Cash Game Grinder Looking For Second Bracelet Of The Year


Greg Merson, a 24-year-old high-volume online grinder from Maryland, has likely played more hands of poker than anyone else in main event history.

He said he has played about seven million hands on the virtual felt.

“I’ve been playing 20-24 tables at time, putting in 1,500-2,000 hands an hour, for the past four or five years,” he said. “There aren’t many people who do that.”

Merson, a bracelet winner from this summer, has also dealt with personal issues leading up to his historic run. He was abusing a slew of drugs in 2011, before fearing death en route to getting clean about 10 months ago.

Since doing so, Merson hasn’t looked back. He entered the WSOP on a huge heater.

The key for Merson is knowing when to quit.

“My emotional control and ability to walk away when I’m tiling or about to tilt is so sick these days,” he said. “I avoid the super big losing sessions.”

Merson was out of debt to Anthony Gregg, his backer for live games, before the $10,000 buy-in shorthanded event, but he decided to keep the deal in order to feel less financial pressure. The decision paid off. Merson won the event for more than $1 million. With the bracelet and all the attention it brings, Merson had some tangible proof that he had turned his life around.

Less than two weeks after his huge win, Merson outdid the performance.

He was standing among the final nine in the main event, poker’s most prestigious and largest tournament of the year. He now has a shot at millions more, a lot of which will be sent to Gregg thanks to their business relationship.

“I will be writing him a big check,” Merson said. “But, I’m not bitter at all. He’s done so much for me in my career. To repay him like this is so cool.”

Aside from playing more and spending some money on his family, Merson said he has only spent about $500 on himself — just some new clothes. Online grinders like Merson are known for playing for hundreds of thousands of dollars in mesh shorts and the most casual of t-shirts while in front of a computer. Don’t expect Merson to change if he soon has multiple millions sitting in a checking account.

Merson, while humble, said that it’s been nice to obtain some recognition after spending years grinding almost anonymously. But, again, it likely won’t change him: “I’m not going to think that I’m better than I actually am. There’s still plenty I need to improve on.”

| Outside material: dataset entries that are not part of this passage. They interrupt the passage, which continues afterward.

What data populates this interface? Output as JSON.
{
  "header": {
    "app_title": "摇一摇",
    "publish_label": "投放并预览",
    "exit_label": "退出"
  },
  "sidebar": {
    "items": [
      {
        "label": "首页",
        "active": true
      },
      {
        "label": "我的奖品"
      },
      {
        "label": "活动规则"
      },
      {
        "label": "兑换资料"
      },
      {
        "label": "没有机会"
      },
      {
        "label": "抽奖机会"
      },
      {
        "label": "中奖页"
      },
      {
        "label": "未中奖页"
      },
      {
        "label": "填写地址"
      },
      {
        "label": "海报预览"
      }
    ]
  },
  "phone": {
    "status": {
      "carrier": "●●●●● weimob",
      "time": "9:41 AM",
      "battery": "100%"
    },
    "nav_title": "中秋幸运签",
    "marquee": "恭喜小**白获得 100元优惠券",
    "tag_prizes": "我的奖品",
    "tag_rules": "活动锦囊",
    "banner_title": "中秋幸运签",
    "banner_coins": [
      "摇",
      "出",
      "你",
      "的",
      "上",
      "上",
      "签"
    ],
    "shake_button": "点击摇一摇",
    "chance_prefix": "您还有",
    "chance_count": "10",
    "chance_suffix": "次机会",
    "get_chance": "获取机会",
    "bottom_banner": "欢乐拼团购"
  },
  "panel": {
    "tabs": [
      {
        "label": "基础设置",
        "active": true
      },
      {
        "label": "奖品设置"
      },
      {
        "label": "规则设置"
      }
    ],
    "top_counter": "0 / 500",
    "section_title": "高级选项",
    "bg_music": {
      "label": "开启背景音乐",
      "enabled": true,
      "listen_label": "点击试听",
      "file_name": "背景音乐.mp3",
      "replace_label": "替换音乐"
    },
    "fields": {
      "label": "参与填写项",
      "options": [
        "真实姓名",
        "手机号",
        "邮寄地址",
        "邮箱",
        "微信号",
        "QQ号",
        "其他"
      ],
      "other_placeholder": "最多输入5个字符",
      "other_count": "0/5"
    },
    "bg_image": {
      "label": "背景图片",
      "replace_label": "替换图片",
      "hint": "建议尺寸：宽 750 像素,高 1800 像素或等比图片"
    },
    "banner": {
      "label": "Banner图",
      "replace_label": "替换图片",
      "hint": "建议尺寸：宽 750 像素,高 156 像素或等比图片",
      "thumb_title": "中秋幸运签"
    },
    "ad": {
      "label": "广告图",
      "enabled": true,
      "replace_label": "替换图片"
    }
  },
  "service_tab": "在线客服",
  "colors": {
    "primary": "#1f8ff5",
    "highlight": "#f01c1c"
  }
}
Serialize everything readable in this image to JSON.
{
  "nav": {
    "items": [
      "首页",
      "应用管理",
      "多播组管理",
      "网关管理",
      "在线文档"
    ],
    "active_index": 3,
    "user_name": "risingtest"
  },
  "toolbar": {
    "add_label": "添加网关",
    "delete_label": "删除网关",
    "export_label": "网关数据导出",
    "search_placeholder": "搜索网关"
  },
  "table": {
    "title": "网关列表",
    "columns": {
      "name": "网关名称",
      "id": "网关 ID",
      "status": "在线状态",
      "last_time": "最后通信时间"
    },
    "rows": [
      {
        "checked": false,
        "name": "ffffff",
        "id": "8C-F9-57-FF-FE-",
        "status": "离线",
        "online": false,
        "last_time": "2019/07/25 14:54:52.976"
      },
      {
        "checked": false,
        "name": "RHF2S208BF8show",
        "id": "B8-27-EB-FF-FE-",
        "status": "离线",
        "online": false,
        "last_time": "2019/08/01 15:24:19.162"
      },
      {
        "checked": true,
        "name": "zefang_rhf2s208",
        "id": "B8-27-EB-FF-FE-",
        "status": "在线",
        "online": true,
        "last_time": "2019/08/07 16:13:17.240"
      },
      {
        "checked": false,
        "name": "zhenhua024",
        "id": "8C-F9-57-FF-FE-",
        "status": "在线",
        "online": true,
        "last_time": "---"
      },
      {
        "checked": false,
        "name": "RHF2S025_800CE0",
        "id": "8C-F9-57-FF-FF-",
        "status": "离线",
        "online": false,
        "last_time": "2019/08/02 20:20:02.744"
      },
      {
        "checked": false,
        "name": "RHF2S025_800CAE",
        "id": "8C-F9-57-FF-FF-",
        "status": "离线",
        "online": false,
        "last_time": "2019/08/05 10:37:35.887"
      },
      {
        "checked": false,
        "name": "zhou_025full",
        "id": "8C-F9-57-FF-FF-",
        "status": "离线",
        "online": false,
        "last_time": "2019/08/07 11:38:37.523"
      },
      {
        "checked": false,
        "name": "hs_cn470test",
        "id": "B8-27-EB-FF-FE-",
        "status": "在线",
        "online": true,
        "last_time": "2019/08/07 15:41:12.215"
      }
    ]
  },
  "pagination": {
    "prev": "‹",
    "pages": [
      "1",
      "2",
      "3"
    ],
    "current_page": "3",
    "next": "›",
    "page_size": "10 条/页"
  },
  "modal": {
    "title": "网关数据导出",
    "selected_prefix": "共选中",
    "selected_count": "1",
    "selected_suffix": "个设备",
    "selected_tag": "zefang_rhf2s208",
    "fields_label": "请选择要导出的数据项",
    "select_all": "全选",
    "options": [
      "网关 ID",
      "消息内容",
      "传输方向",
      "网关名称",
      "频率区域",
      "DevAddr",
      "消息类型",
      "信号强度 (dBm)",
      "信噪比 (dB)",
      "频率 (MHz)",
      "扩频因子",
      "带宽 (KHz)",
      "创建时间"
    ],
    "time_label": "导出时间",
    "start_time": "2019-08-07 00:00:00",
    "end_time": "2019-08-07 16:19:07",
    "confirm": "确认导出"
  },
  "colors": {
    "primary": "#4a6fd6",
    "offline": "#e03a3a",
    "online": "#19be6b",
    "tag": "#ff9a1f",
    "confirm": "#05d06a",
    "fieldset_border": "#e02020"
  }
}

“The six-max victory validated him as a live pro, and the main event is making him a legend,” Gregg said shortly after Merson, who was down to just a handful of big blinds on day five, made the final table. “It’s crazy. It doesn’t seem like real life.”

Follow Brian Pempus on Twitter — @brianpempus